■ Your objective ■
In the entries below, count every line with the string "this". State the count and nothing else.

■ Listed records ■

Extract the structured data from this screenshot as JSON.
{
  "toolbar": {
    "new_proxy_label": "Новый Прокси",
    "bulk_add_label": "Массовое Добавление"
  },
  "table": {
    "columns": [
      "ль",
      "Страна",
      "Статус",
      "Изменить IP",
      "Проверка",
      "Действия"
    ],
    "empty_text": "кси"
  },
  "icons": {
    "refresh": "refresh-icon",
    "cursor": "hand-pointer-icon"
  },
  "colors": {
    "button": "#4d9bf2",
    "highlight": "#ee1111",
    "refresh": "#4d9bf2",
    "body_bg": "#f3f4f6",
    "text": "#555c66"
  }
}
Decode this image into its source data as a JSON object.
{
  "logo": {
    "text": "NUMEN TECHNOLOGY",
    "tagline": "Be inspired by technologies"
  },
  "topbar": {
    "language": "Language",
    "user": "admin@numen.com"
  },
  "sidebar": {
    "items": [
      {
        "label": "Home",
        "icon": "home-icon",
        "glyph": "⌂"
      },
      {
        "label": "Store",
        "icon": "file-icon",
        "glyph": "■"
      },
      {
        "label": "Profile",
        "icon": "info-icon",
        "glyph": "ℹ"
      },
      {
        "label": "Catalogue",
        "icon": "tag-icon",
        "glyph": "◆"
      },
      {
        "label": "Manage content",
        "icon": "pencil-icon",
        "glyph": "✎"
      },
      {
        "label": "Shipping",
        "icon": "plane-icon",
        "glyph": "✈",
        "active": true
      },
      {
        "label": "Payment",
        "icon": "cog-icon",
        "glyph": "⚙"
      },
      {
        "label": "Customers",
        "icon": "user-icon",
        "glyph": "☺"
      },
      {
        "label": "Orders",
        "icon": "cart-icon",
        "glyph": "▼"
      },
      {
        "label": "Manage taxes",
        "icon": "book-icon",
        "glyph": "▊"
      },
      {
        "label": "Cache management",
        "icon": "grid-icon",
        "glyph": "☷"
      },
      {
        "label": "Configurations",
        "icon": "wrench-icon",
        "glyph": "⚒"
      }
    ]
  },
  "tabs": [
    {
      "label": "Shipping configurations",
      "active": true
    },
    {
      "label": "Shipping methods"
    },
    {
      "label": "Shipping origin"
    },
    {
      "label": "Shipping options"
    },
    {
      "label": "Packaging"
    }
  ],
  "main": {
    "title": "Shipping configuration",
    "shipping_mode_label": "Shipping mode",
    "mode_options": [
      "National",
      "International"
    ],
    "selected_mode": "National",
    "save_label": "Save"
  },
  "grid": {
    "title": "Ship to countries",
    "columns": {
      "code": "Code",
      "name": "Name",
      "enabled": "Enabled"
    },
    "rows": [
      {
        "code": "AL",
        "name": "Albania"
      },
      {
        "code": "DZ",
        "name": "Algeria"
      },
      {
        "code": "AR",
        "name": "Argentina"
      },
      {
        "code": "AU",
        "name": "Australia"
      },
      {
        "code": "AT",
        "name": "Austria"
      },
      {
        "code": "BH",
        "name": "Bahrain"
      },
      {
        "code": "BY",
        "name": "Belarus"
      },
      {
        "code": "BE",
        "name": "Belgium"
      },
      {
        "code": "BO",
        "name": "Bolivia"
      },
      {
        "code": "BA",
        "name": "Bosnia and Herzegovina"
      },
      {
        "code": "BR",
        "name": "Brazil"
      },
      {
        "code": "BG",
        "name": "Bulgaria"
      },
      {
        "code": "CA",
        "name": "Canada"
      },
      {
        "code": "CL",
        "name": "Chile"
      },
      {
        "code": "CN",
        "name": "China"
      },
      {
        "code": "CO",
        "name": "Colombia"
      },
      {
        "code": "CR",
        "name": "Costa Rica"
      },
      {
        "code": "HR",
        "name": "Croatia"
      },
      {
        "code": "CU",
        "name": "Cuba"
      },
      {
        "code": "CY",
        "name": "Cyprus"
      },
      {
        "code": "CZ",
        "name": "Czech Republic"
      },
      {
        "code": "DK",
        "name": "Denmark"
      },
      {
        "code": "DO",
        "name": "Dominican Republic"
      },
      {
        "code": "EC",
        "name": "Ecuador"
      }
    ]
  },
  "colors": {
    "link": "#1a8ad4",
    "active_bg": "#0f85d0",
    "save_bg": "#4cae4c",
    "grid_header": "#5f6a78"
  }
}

■ Output ■
2